than 3. The hypothesis that the residuals are normally distributed can be tested
using the Jarque-Bera statistic. This statistic is a function of the estimated skewness
and kurtosis and is give by
à !
c 2
b2 + (K ’ 3)
T
JB = S
6 4
b c
where S denotes the estimated skewness and K denotes the estimated kurtosis. If
b c
the residuals are normally distribued then S ≈ 0 and K ≈ 3 and JB ≈ 0. Therefore,
b c
if S is moderately di¬erent from zero or K is much di¬erent from 3 then JB will get
large and suggest that the data are not normally distributed. To determine how large
JB needs to be to be able to reject the normality assumption we use the result that
under the maintained hypothesis that the residuals are normally distributed JB has
a chi-square distribution with 2 degrees of freedom:
JB ∼ χ2 .
2

For a test with signi&cance level 5%, the 5% right tail critical value of the chi-square
distribution with 2 degrees of freedom, χ2 (0.05), is 5.99 so we would reject the null
2
that the residuals are normally distributed if JB > 5.99. The Probability (p-value)
reported by Eviews is the probability that a chi-square random variable with 2 degrees
of freedom is greater than the observed value of JB :
P (χ2 ≥ JB) = 0.2843.
2

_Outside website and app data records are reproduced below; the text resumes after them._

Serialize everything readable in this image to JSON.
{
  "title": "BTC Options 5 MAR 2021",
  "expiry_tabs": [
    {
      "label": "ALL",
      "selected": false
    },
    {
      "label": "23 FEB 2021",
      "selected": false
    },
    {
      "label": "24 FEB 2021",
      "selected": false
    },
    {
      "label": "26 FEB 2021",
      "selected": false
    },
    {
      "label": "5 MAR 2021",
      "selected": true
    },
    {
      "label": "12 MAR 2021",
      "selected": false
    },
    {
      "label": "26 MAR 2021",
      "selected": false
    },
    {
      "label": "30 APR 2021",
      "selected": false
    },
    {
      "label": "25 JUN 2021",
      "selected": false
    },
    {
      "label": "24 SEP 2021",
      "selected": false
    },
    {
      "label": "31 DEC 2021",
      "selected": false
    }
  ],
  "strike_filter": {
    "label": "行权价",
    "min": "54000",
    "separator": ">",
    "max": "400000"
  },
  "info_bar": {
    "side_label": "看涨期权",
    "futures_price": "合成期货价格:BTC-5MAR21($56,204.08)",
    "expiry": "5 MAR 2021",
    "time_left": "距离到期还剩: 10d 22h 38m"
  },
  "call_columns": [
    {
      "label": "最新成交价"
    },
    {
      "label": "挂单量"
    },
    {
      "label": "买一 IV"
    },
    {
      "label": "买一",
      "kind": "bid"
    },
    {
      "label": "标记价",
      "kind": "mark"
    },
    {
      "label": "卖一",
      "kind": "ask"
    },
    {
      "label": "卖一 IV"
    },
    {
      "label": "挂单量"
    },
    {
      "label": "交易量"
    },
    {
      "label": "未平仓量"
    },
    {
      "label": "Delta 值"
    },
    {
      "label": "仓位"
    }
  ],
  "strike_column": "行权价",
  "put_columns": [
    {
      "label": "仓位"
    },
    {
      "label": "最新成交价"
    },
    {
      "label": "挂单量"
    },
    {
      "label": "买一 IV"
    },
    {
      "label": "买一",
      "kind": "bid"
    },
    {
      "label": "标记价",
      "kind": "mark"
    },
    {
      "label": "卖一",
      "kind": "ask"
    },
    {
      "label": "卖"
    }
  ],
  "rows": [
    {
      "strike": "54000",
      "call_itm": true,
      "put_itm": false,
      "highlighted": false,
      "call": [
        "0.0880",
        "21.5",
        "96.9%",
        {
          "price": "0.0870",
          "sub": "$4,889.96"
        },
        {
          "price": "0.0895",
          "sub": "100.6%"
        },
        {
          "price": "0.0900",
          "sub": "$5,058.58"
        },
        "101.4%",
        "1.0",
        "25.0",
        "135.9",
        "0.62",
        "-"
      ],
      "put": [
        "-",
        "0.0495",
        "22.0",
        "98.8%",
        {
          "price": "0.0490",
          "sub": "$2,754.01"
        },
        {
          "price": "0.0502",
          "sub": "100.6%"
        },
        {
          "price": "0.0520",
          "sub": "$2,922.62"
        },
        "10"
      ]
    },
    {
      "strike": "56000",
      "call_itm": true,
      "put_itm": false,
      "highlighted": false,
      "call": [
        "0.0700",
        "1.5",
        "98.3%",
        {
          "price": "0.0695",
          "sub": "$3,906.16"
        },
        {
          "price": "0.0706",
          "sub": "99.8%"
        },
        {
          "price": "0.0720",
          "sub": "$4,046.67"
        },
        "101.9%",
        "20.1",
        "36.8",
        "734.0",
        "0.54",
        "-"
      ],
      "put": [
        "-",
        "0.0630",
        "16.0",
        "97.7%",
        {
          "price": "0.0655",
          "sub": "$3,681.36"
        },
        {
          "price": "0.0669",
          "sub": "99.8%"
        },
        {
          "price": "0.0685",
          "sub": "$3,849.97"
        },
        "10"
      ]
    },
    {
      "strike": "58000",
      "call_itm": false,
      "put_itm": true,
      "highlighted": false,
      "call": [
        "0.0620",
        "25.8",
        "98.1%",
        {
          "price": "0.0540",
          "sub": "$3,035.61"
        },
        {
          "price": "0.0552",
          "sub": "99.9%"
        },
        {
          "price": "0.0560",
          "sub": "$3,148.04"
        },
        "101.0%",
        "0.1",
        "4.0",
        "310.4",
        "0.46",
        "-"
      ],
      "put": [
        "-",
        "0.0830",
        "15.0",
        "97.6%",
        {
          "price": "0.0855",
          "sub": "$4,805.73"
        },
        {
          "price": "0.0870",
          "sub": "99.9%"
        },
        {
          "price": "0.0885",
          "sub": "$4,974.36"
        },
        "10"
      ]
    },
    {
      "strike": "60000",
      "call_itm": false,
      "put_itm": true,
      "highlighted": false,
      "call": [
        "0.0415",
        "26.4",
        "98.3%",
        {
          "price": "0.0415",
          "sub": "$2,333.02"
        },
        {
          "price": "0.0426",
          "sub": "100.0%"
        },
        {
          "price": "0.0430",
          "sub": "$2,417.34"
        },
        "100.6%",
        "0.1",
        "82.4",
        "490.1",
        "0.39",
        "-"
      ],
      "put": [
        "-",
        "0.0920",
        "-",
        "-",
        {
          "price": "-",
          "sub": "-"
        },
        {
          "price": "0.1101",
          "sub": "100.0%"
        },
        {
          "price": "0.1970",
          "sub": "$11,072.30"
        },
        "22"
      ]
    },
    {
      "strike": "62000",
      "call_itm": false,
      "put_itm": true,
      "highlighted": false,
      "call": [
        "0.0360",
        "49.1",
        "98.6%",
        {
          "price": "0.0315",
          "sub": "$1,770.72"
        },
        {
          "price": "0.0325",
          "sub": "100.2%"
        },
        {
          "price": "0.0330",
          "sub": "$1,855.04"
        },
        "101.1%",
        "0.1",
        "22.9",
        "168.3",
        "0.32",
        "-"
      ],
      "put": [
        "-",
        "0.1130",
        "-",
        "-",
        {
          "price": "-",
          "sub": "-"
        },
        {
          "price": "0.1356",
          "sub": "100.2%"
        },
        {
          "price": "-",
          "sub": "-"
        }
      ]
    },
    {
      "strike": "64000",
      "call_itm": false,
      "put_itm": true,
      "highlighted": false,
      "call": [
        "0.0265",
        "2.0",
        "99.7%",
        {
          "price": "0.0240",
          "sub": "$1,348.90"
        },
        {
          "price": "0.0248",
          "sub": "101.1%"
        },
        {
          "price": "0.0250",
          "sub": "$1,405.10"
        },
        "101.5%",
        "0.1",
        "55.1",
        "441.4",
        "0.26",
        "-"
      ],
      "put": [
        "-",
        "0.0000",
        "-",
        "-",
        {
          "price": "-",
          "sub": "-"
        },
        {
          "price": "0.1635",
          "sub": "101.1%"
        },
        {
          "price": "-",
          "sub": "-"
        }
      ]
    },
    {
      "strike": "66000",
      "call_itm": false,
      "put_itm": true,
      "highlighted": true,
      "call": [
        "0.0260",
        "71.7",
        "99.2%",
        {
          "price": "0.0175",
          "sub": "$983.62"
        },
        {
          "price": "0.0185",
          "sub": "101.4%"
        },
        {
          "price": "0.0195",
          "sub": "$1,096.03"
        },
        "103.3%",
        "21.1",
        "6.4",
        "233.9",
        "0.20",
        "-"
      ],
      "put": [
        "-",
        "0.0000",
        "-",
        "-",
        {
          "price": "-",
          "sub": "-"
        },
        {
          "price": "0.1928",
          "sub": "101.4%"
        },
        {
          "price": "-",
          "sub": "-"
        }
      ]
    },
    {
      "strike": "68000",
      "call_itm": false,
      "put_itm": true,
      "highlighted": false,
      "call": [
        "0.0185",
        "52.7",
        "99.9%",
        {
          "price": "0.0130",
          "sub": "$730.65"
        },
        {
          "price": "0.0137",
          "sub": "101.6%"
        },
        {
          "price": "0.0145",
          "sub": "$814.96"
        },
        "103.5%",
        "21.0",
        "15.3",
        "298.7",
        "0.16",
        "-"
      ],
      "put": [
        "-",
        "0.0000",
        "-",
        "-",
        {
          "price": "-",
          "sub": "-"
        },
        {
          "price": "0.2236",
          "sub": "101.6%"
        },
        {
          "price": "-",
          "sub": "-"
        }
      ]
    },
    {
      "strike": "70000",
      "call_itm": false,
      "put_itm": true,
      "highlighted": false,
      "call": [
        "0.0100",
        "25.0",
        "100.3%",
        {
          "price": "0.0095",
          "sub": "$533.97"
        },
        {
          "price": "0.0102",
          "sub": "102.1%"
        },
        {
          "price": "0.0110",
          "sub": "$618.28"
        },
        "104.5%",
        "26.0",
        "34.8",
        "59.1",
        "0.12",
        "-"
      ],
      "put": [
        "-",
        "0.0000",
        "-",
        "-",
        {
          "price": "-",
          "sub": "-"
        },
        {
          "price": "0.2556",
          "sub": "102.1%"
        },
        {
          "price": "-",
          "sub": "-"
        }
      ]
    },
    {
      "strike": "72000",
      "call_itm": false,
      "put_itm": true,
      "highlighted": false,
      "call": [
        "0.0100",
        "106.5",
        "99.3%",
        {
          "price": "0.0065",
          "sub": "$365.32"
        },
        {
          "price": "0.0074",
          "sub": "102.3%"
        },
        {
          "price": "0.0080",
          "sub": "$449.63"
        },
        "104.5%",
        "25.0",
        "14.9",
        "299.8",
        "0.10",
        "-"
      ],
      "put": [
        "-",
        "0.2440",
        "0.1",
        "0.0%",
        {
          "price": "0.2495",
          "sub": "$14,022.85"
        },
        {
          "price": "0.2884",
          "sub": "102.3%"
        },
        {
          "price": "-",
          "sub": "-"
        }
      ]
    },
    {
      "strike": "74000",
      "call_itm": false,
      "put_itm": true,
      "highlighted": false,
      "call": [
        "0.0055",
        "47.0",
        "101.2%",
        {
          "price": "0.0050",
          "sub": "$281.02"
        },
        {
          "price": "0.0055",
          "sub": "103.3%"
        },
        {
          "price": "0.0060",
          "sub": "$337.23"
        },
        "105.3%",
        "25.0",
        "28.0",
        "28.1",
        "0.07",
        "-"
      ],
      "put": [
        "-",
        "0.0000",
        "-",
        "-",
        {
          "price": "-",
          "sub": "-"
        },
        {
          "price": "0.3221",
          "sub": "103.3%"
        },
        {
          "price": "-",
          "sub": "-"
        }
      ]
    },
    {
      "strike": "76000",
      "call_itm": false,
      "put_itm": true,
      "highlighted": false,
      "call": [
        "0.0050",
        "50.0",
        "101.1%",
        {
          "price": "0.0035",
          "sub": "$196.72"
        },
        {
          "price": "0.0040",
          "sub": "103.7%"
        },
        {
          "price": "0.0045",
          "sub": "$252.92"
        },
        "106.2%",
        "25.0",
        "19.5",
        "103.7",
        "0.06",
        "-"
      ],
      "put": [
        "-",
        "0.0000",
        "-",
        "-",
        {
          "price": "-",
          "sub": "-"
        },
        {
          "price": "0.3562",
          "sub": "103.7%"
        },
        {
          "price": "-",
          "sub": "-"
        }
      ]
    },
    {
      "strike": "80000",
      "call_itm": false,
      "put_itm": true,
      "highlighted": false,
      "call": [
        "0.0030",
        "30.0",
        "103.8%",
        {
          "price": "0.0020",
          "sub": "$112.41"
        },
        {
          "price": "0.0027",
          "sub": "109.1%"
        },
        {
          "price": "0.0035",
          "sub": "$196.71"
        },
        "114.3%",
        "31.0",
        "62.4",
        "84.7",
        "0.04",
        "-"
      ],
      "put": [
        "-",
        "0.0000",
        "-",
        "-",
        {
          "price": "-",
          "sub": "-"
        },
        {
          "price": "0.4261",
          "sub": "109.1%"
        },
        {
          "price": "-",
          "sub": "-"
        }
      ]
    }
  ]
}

For the IBM residuals this p-value is reasonably large and so there is not much data
evidence against the normality assumption. If the p-value was very small, e.g., 0.05 or
smaller, then the data would suggest that the residuals are not normally distributed.

20